As of this writing, it has been one month since I began as your interim minister. Much has happened in the past month, and I am enjoying getting to know you and participating in some of the many activities that make Starr King Church such an active and busy congregation.

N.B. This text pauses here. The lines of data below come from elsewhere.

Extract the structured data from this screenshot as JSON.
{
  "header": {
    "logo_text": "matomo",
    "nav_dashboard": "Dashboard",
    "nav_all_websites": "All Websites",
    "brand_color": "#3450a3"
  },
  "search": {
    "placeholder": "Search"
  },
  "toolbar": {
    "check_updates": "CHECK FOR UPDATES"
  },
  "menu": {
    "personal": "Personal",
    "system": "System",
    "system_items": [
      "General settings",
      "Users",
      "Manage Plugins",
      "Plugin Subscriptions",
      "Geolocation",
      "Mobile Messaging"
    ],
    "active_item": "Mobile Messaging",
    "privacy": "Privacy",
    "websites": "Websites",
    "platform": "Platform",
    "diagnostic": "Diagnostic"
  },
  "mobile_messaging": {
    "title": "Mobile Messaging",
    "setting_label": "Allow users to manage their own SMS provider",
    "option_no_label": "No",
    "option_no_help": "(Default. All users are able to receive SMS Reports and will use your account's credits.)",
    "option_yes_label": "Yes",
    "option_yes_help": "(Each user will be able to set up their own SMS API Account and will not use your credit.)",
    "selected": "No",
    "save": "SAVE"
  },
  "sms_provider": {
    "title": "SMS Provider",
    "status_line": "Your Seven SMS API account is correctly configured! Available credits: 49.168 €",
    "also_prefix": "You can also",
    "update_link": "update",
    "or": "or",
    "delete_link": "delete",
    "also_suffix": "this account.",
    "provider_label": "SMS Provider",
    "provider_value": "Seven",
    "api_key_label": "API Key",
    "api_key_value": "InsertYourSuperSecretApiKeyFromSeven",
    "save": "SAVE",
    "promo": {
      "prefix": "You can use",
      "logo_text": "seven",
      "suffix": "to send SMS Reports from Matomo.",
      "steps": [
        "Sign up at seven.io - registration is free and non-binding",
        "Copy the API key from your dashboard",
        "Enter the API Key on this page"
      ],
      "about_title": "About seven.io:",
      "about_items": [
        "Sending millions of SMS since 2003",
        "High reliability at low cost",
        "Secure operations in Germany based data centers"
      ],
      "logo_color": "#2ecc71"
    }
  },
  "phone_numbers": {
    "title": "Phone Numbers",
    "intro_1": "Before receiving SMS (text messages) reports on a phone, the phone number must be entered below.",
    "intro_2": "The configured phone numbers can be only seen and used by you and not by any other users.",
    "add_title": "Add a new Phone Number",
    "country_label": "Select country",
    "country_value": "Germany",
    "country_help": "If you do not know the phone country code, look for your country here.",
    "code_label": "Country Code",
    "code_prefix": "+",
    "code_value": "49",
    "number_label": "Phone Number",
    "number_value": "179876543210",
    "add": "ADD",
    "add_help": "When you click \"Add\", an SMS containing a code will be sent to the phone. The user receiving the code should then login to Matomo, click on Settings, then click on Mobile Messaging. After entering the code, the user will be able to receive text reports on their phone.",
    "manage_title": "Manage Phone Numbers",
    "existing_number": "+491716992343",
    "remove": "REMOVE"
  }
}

During the Start-Up workshop on August 16th, it was mentioned that this relatively small congregation has 28 different “committees” functioning! Later, the statement was clarified: there are 28 different groups, some of them committees and some interest groups, like the meditation group, elder group, book club, drum circle, etc. In the context in which this abundance was mentioned, there was some lamentation over the fact that these groups all need leadership, that current leaders may be spread a bit thin and that it is sometimes difficult to find leaders to take on additional projects or to bring new members into leadership positions. All of that is true, and these leadership challenges occur in most active congregations. Overextended leaders and leadership burnout should not be ignored, and training opportunities for new leaders would be a good idea—more about that later.
At the workshop, when the number of groups/committees was mentioned as a “problem” because of the leadership issue, District Executive Josh-Searle-White and I flashed each other a look, and we both said almost simultaneously that this “problem” can also be looked at as a sign of health!. The fact that so many groups and committees are operational indicates that people here value this congregation and are willing to work to see that its operations flow smoothly and that it offers its members many different opportunities to learn and grow, to act for social justice, to participate and to have fun together. Lots of activity, even with its attendant problems, is a sure sign of a living church. Here are some other such signs, from an old reading I have kept as a reminder that some church problems are, paradoxically, a sign of vitality. How many of them would you say apply to SKUUC?
Living churches always have a parking problem;
Dying churches have plenty of parking.
Living churches are constantly changing their methods;
Dying churches don’t have to.
Living churches have lots of noisy kids;
Dying churches are as quiet as a tomb.
Living churches’ expenses always exceed their income;
Dying churches take in more than they ever dream of spending.
Living churches are constantly improving and planning for the future;
Dying churches worship the past.
Living churches grow so fast you don’t know people’s names;
In dying churches you’ve known everyone’s name for years.
Living churches support community work heavily;
Dying churches keep it all at home.
Living churches dream great dreams of beloved community;
Dying churches relive nightmares.
Living churches have the fresh wind of love blowing;
Dying churches are stale with bickering.
Living churches don’t have “can’t” in their vocabulary;
Dying churches have nothing but.
By the way, don’t forget to sign up for one of the “Cottage Meetings” I am facilitating this Fall, where we can interact and become better acquainted, explore more of the congregation’s strengths and challenges, and create a vision of its future. Note that I have added two more dates. Call the office to sign up, or add your name to one of the clipboards on the table after Sunday services.
Cottage Meetings with the Interim Minister:
Friday, September 26, 10 AM to 12 PM
Saturday, September 27 10 AM to 12 PM
Tuesday, October 7 7 PM to 9 PM
Saturday October 11 10 AM to 12 PM
Sunday October 12 1:20 PM to 3:30 PM
Wednesday October 22 7 PM to 9 PM
Saturday October 25 1 PM to 3 PM
See you at church, Joy